The Consortium is helping arrange a future visit by experts from the Heinz History Museum who can advise the school on the best ways to preserve and catalog their history.
A Pictorial History of the Western Pennsylvania School for the Deaf includes a 1901 quote by an editor the school newspaper, The Western Pennsylvanian:
“…current issues may seem to contain little that is of interest because it is simply a record of everyday life in school and nearly or quite all the ‘news’ is known before it is published…. the paper is the history of the school and in years to come it will be valuable.”
Clearly, WPSD already had a sense of the importance of preserving history. The school is working today to create an in-house museum, including technology used over the years, dorm-room furniture, toys, sports equipment, clothing, and more, along with photographic displays of the school’s buildings and other history.

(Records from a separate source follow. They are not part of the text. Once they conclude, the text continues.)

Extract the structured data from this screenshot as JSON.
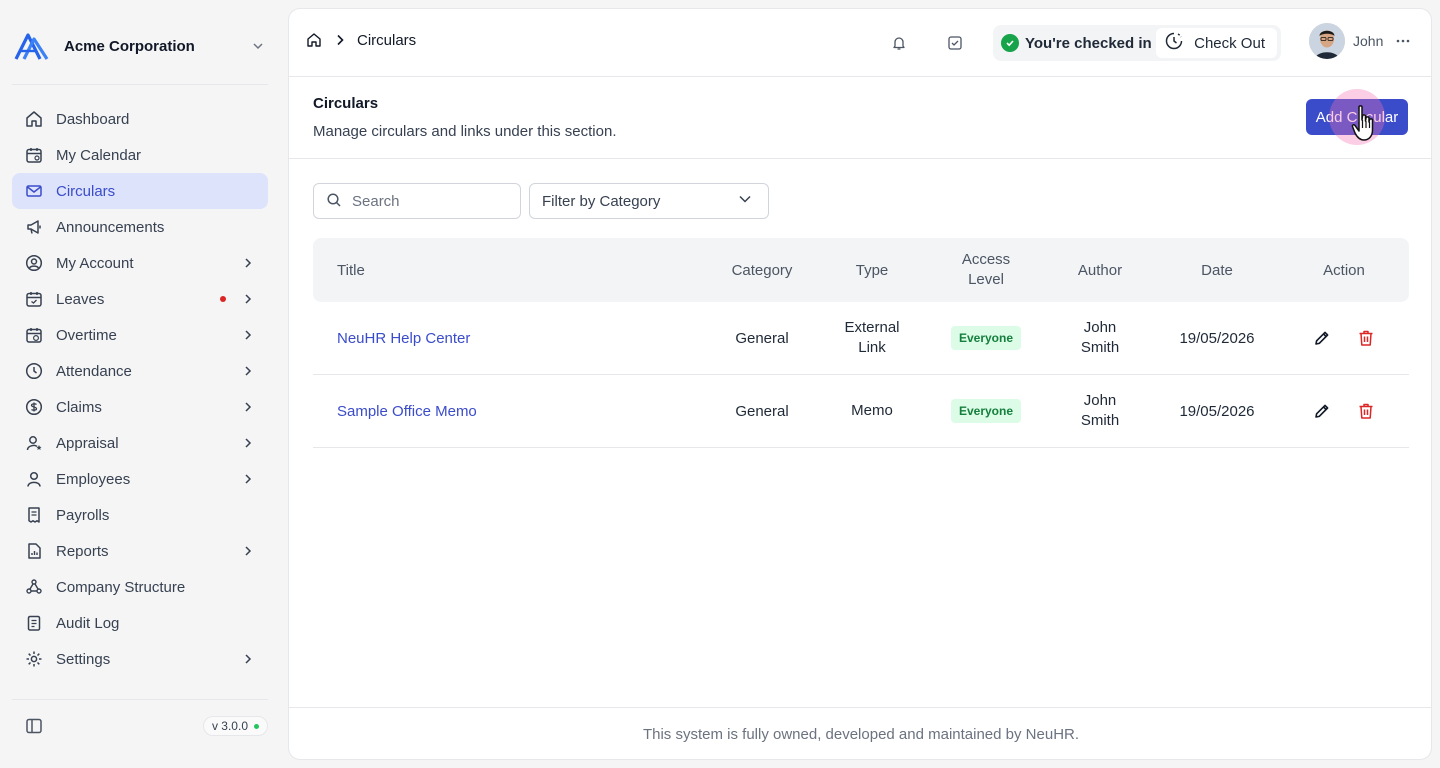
{
  "org": {
    "name": "Acme Corporation"
  },
  "sidebar": {
    "items": [
      {
        "label": "Dashboard",
        "icon": "home-icon"
      },
      {
        "label": "My Calendar",
        "icon": "calendar-icon"
      },
      {
        "label": "Circulars",
        "icon": "mail-icon",
        "active": true
      },
      {
        "label": "Announcements",
        "icon": "megaphone-icon"
      },
      {
        "label": "My Account",
        "icon": "user-circle-icon",
        "expandable": true
      },
      {
        "label": "Leaves",
        "icon": "calendar-check-icon",
        "expandable": true,
        "dot": true
      },
      {
        "label": "Overtime",
        "icon": "calendar-clock-icon",
        "expandable": true
      },
      {
        "label": "Attendance",
        "icon": "clock-icon",
        "expandable": true
      },
      {
        "label": "Claims",
        "icon": "dollar-circle-icon",
        "expandable": true
      },
      {
        "label": "Appraisal",
        "icon": "user-star-icon",
        "expandable": true
      },
      {
        "label": "Employees",
        "icon": "user-icon",
        "expandable": true
      },
      {
        "label": "Payrolls",
        "icon": "receipt-icon"
      },
      {
        "label": "Reports",
        "icon": "file-chart-icon",
        "expandable": true
      },
      {
        "label": "Company Structure",
        "icon": "network-icon"
      },
      {
        "label": "Audit Log",
        "icon": "clipboard-list-icon"
      },
      {
        "label": "Settings",
        "icon": "gear-icon",
        "expandable": true
      }
    ],
    "version": "v 3.0.0"
  },
  "topbar": {
    "breadcrumb": "Circulars",
    "status": "You're checked in",
    "checkout_label": "Check Out",
    "user_name": "John"
  },
  "page": {
    "title": "Circulars",
    "subtitle": "Manage circulars and links under this section.",
    "add_button": "Add Circular"
  },
  "filters": {
    "search_placeholder": "Search",
    "category_placeholder": "Filter by Category"
  },
  "table": {
    "headers": {
      "title": "Title",
      "category": "Category",
      "type": "Type",
      "access_line1": "Access",
      "access_line2": "Level",
      "author": "Author",
      "date": "Date",
      "action": "Action"
    },
    "rows": [
      {
        "title": "NeuHR Help Center",
        "category": "General",
        "type_line1": "External",
        "type_line2": "Link",
        "access": "Everyone",
        "author_line1": "John",
        "author_line2": "Smith",
        "date": "19/05/2026"
      },
      {
        "title": "Sample Office Memo",
        "category": "General",
        "type_line1": "Memo",
        "type_line2": "",
        "access": "Everyone",
        "author_line1": "John",
        "author_line2": "Smith",
        "date": "19/05/2026"
      }
    ]
  },
  "footer": {
    "text": "This system is fully owned, developed and maintained by NeuHR."
  },
  "colors": {
    "accent": "#3b4cca",
    "active_bg": "#dde3fb",
    "success": "#16a34a",
    "danger": "#dc2626"
  }
}
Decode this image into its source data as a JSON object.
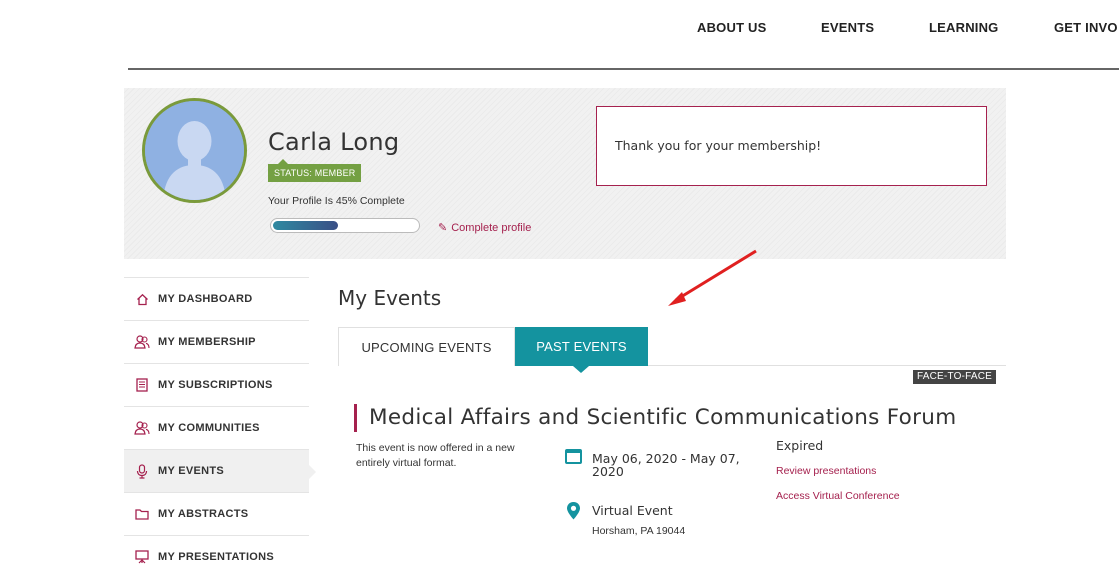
{
  "nav": {
    "items": [
      "ABOUT US",
      "EVENTS",
      "LEARNING",
      "GET INVO"
    ]
  },
  "profile": {
    "name": "Carla Long",
    "status": "STATUS: MEMBER",
    "completion_text": "Your Profile Is 45% Complete",
    "completion": 0.45,
    "complete_link": "Complete profile",
    "message": "Thank you for your membership!"
  },
  "sidebar": {
    "items": [
      {
        "label": "MY DASHBOARD",
        "icon": "home-icon"
      },
      {
        "label": "MY MEMBERSHIP",
        "icon": "users-icon"
      },
      {
        "label": "MY SUBSCRIPTIONS",
        "icon": "document-icon"
      },
      {
        "label": "MY COMMUNITIES",
        "icon": "users-icon"
      },
      {
        "label": "MY EVENTS",
        "icon": "microphone-icon",
        "active": true
      },
      {
        "label": "MY ABSTRACTS",
        "icon": "folder-icon"
      },
      {
        "label": "MY PRESENTATIONS",
        "icon": "presentation-icon"
      }
    ]
  },
  "main": {
    "title": "My Events",
    "tabs": [
      {
        "label": "UPCOMING EVENTS",
        "active": false
      },
      {
        "label": "PAST EVENTS",
        "active": true
      }
    ],
    "event": {
      "type": "FACE-TO-FACE",
      "title": "Medical Affairs and Scientific Communications Forum",
      "description": "This event is now offered in a new entirely virtual format.",
      "dates": "May 06, 2020 - May 07, 2020",
      "venue": "Virtual Event",
      "location": "Horsham, PA 19044",
      "status": "Expired",
      "links": [
        "Review presentations",
        "Access Virtual Conference"
      ]
    }
  },
  "colors": {
    "accent": "#a5214e",
    "teal": "#14939f",
    "member_green": "#74a043"
  }
}
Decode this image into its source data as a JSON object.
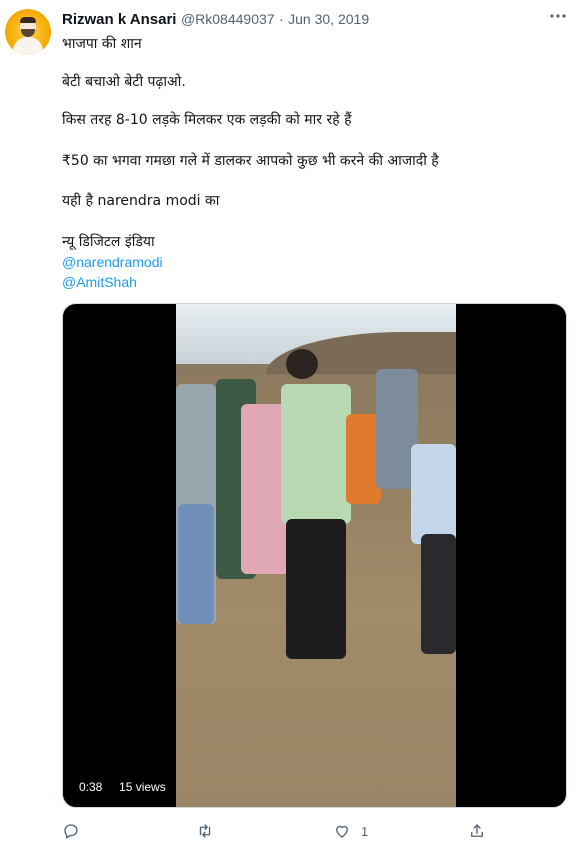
{
  "tweet": {
    "author_name": "Rizwan k Ansari",
    "author_handle": "@Rk08449037",
    "separator": "·",
    "date": "Jun 30, 2019",
    "lines": [
      "भाजपा की शान",
      "बेटी बचाओ बेटी पढ़ाओ.",
      "किस तरह 8-10 लड़के मिलकर एक लड़की को मार रहे हैं",
      "₹50 का भगवा गमछा गले में  डालकर आपको कुछ भी करने की आजादी है",
      "यही है narendra modi का",
      "न्यू डिजिटल इंडिया"
    ],
    "mentions": [
      "@narendramodi",
      "@AmitShah"
    ]
  },
  "video": {
    "duration": "0:38",
    "views": "15 views"
  },
  "actions": {
    "reply_count": "",
    "retweet_count": "",
    "like_count": "1",
    "share_count": ""
  },
  "colors": {
    "link": "#1d9bf0",
    "secondary_text": "#536471",
    "avatar_background": "#f5a800"
  },
  "icons": [
    "more-icon",
    "reply-icon",
    "retweet-icon",
    "like-icon",
    "share-icon"
  ]
}
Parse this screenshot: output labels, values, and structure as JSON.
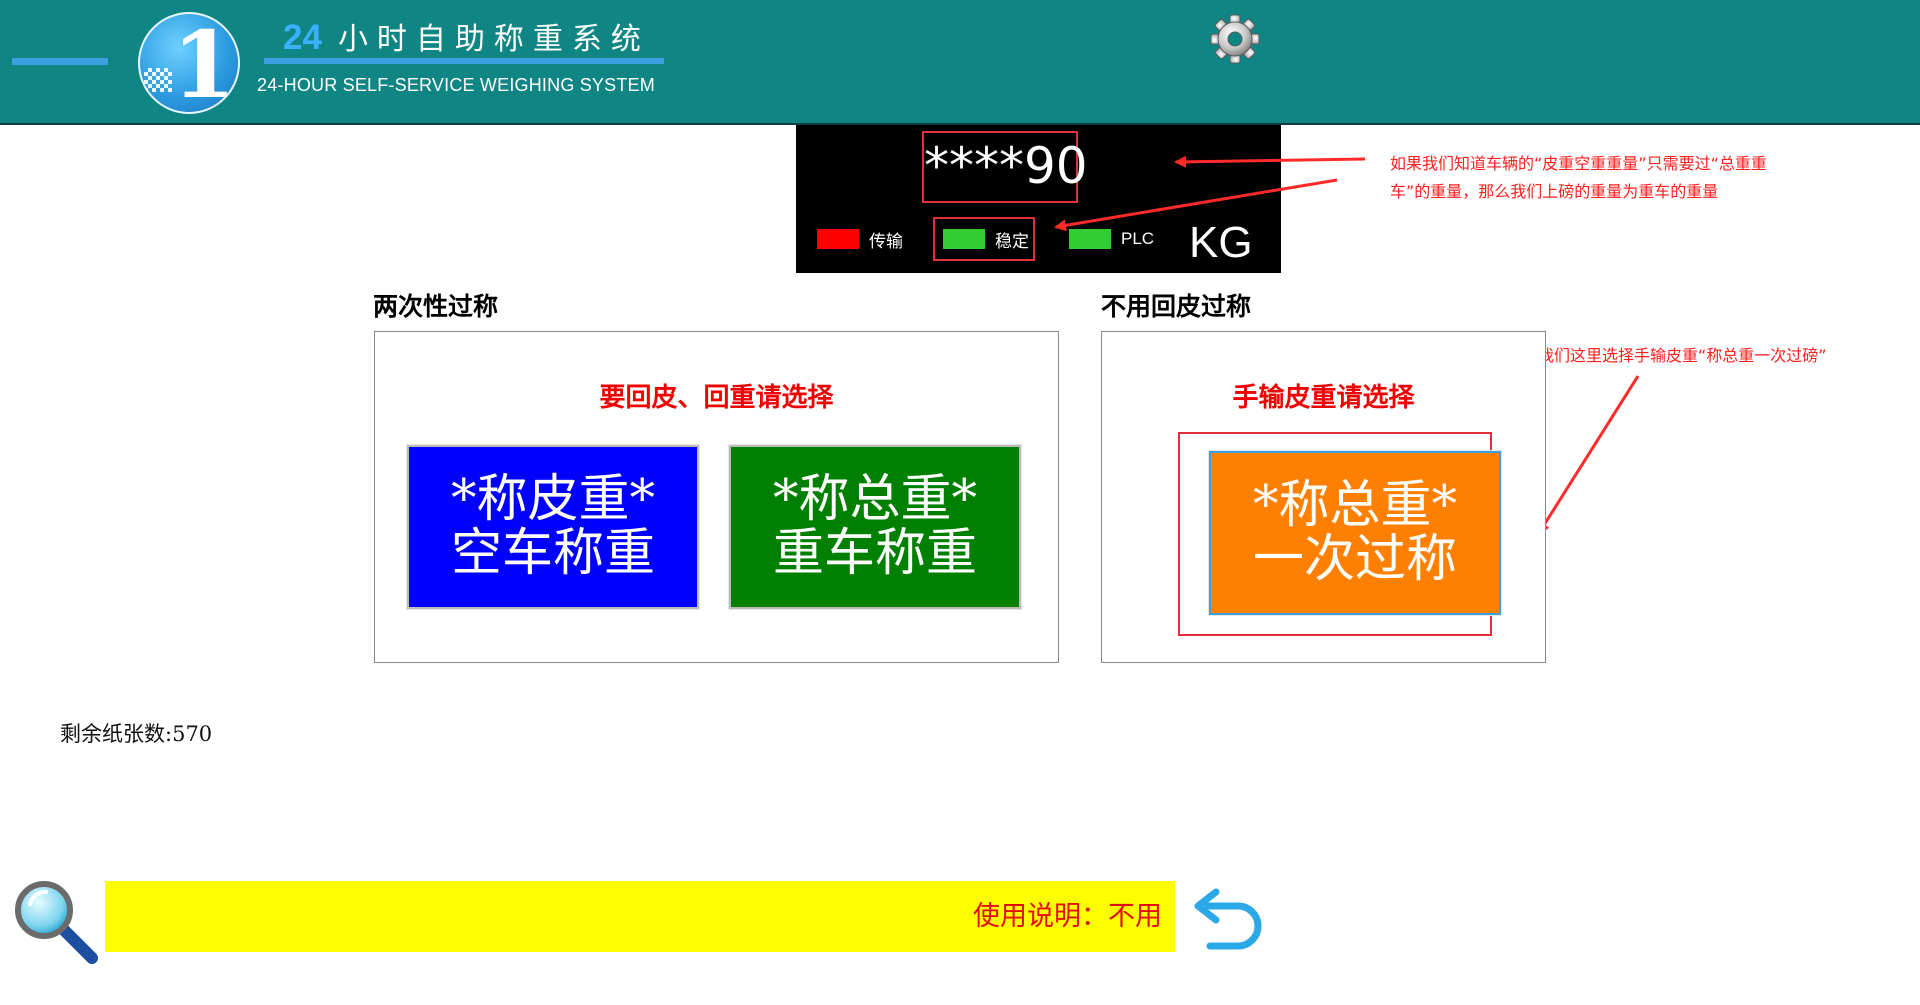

The school also has extensive photo and publication archives.
A few facts:
- Established in 1869, the school moved several times before settling at its current location in Edgewood in 1884.
- In 1899, the school’s main building burned down. It was rebuilt by 1902, and still serves as the school’s main building.
- The school began as a day school, but later added residential students. Today, about 40 percent of the school’s 180 students are residential.
- A full-service printing operation provides services to internal and external clients while also providing educational and employment opportunities. A well-equipped broadcast studio is used by students to generate a school news show and other programming.
The Consortium looks forward to supporting WPSD as they plan for their 150th anniversary in 2019.
- A Pictorial History of the Western Pennsylvania School for the Deaf
- Western Pennsylvania School for the Deaf